5 Tips for Better Sleep in 2011: KidsHeather Turgeon
Here comes 2011, folks, and the new year is a great time to take stock of the family’s sleep habits. We tend to think of babies as the ones who need sleep help, but if you have little kids in the house, you know they’re just as tricky sometimes.
By two or three, our little night owls have brilliant skills for haggling and stalling before bedtime. They could be switching from crib to big bed, and things like nightmares and dropping daytime naps are known to throw things off course.
If that sounds familiar, the new year might be just the right time to take a new approach to sleep switch up your game a bit. Here are 5 tips to help your kid sleep better in 2011:
1. Check your bedtime. Up to 5 years old, kids still need 11-12 hours of total sleep in a 24 hour period. The best way to ensure this happens is with an early bedtime, between 7 and 8 p.m. (because most kids are early risers). Keep it consistent, because your child’s body learns the natural rhythm of the day this way. Avoid naps that go past 3:30 or 4 p.m.

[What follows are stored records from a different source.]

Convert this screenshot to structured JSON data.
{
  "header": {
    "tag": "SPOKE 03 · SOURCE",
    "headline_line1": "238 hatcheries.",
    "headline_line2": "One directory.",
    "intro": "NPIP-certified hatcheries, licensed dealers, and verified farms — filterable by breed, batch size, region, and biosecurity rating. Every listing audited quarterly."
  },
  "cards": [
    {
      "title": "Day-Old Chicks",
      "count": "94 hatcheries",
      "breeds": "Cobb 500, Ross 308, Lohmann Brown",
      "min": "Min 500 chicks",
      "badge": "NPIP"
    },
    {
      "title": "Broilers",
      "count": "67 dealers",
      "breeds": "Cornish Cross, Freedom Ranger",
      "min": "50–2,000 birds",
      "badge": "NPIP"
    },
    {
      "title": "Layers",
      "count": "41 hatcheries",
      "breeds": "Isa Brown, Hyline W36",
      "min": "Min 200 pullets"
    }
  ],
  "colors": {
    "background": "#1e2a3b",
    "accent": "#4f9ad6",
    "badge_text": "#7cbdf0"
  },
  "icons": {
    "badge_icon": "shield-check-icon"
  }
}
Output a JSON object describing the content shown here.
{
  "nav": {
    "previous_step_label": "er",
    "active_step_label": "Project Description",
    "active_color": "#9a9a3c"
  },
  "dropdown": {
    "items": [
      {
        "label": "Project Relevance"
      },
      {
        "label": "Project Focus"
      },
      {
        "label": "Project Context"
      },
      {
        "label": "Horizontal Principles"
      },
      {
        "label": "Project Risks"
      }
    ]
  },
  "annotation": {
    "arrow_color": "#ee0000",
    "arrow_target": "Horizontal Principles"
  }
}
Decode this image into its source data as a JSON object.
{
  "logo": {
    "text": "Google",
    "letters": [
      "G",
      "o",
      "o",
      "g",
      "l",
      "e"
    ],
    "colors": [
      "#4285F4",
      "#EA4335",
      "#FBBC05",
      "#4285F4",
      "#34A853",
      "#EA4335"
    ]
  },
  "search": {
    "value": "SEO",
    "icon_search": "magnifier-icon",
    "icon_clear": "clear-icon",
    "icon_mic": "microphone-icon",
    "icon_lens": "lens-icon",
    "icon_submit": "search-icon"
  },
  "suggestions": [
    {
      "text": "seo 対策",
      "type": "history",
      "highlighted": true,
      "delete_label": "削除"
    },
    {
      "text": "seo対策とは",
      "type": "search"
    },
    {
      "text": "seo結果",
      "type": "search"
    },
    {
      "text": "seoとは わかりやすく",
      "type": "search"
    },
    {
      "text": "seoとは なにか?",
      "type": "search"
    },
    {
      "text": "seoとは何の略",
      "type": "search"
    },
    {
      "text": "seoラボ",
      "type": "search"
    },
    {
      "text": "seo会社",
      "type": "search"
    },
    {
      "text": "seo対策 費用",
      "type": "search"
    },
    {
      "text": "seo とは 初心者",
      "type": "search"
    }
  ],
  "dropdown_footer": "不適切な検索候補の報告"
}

2. Tighten up your routine. By age 2.5, if your child hasn’t discovered the art of haggling at bedtime, it’s sure to be coming soon. Another sip of water, a different song, a specific configuration of stuffed animals you know what I’m talking about. Decide on a set routine: 3 books, teeth, lights out, 2 songs, a sip of water (by the bed already), a big kiss, and then mom or dad walks out.
3. If your child follows you out of the room, walk her back and say something simple like, “It’s time for sleeping.” Don’t talk too much, just repeat a minimal phrase it might take 30 times the first night.
4. Consider flipping the walk-out dynamic by saying, “If you stay in your bed, I’ll be back in 5 minutes to check on you.” This breaks the cycle of you leaving and your child walking out to the living room to find you. If your child stays in bed for the full 5 minutes (you can cheat the first few times and go in after less time to give them the idea) go in, say something comforting but simple, and leave the room — you want your child to trust the plan.
5. No matter what you decide to do, include your child in the plan. After age 2 or so, kids understand so much, it’s important to tell them exactly what you’re going to do. Say something like, “We’re going to try something new this week,” or, “I’m going to do things differently starting tonight to help you sleep better,” to set their expectations. Explain exactly how the new system works: “I’ll read two books, sing one song, and put a cup of water by your bed. If you stay in your room for five minutes, I’ll be back to check on you.”
If your child is having nightmares, come up with a way to help him sooth and comfort himself in the middle of the night while staying in his bed. For some kids, telling them that flipping over the pillow “changes the channel on the dream” or making a “dream catcher” to hang over the bed will help them feel empowered against the boogieman after dark.
Do you have any other tips for helping kids sleep? Please share!